- Better Job Fit. Clients who actively negotiate to shape their job to suit their interests and talents tend to be more satisfied at work. Supervisors often have tremendous flexibility in assigning workplace tasks and are often responsive when a client requests changes.
- A Sense of Agency. Clients who feel that they have the tools to advance their career are less likely to stay stuck in a job that doesn’t pay enough or that doesn’t suit them. Knowing that they can handle difficult workplace negotiations makes them feel powerful and in control of their careers.
- Resilience. Many things happen in our careers that we have no control over. Factories close, companies are bought and sold, contracts are lost and layoffs ensue. Everyone is going to go through rough patches in their careers. Clients who are confident that they possess a full toolkit for handling what life throws out them stand a better chance of bouncing back when life lays them out flat.
There are also broader reasons why our clients need to be encouraged to negotiate throughout those careers. Every dollar that a client adds to their bottom line can help counteract powerful social and economic forces that affect all of our clients.
Among the trends that affect our clients are the persistent wage gaps between different groups in U.S. Society. For a recent summary of the research on the gender pay gap, read the following article.
Read this next article which provides additional information on how the gender pay gap plays out for racial and ethnic minorities.
It isn’t just women who experience a wage gap, as reading this article will demonstrate.
These readings are not intended to provoke despair or conflict along gender, racial or ethnic lines. They are designed to provide the background for the work we do to support each and every one of our clients. The readings serve as a reminder that the work we do with our individual clients occurs in a broader economic and societal context. If we ignore that context, we do our clients a disservice.
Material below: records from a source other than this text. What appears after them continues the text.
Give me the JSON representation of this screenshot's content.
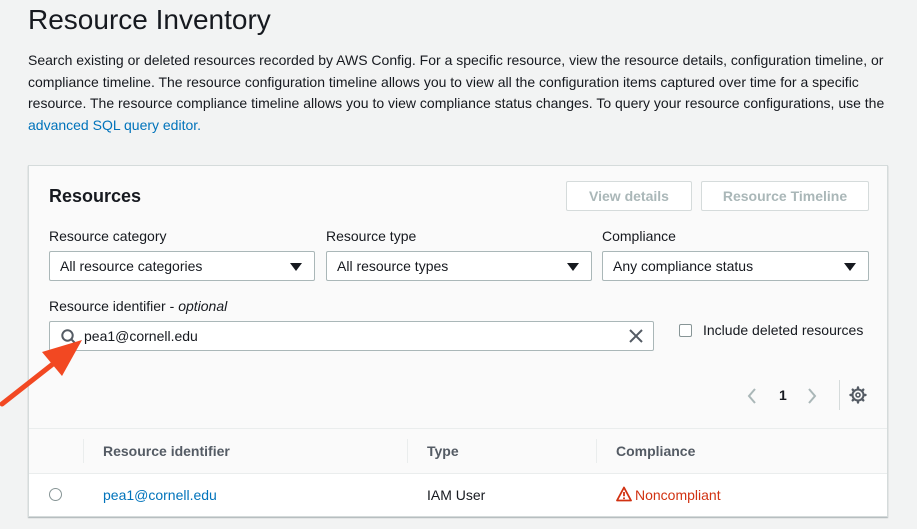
{
  "page": {
    "title": "Resource Inventory",
    "description": "Search existing or deleted resources recorded by AWS Config. For a specific resource, view the resource details, configuration timeline, or compliance timeline. The resource configuration timeline allows you to view all the configuration items captured over time for a specific resource. The resource compliance timeline allows you to view compliance status changes. To query your resource configurations, use the ",
    "description_link": "advanced SQL query editor."
  },
  "resources": {
    "title": "Resources",
    "view_details_label": "View details",
    "resource_timeline_label": "Resource Timeline",
    "filters": {
      "category_label": "Resource category",
      "category_value": "All resource categories",
      "type_label": "Resource type",
      "type_value": "All resource types",
      "compliance_label": "Compliance",
      "compliance_value": "Any compliance status"
    },
    "identifier_label": "Resource identifier",
    "identifier_optional": "optional",
    "identifier_value": "pea1@cornell.edu",
    "include_deleted_label": "Include deleted resources",
    "pagination": {
      "current_page": "1"
    },
    "table": {
      "columns": [
        "Resource identifier",
        "Type",
        "Compliance"
      ],
      "rows": [
        {
          "identifier": "pea1@cornell.edu",
          "type": "IAM User",
          "compliance": "Noncompliant"
        }
      ]
    }
  },
  "colors": {
    "link": "#0073bb",
    "noncompliant": "#d13212",
    "annotation_arrow": "#f24822"
  },
  "icons": [
    "search-icon",
    "clear-icon",
    "chevron-left-icon",
    "chevron-right-icon",
    "gear-icon",
    "warning-icon",
    "caret-down-icon"
  ]
}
There is ample evidence that many of our clients—women, African-American, Native American, Latina and others, get paid less than their white male counterparts. There is also evidence that racial and ethnic minorities of either gender are underpaid relative to white males. This does not mean that our clients who are white and male do not deserve our full support in their efforts to negotiate their salaries. They may be facing individual reasons for being underpaid and undervalued that still cause harm and distress.
There is also evidence that many Americans are struggling financially. Much has been made in the media about the alleged research finding that the average American does not have enough savings to cover a $400 emergency expense, implying that most Americans are living at the edge of the financial abyss.
You can read the original report on which that media nugget is based here:
Some researchers do take exception to the dire reading of this report, as you will see in this Bloomberg News op/ed. Read the article to see the arguments.
Whether or not Americans are $400 from the edge of financial ruin, or slightly better resourced than that, it is clear that most families could urgently use extra cash coming in each month. As career professionals, we cannot change the overriding economic situation in which our clients must conduct their careers. We can do everything in our power to ensure that our clients are aware of the economic context in which they are operating and equip them to beat the averages for themselves. As we work with our clients on their job searches, we can educate them about the benefits of negotiations, and help them develop the skills they need to get a better deal.
Before you finish this lesson, answer item #1 on your worksheet/case study booklet ???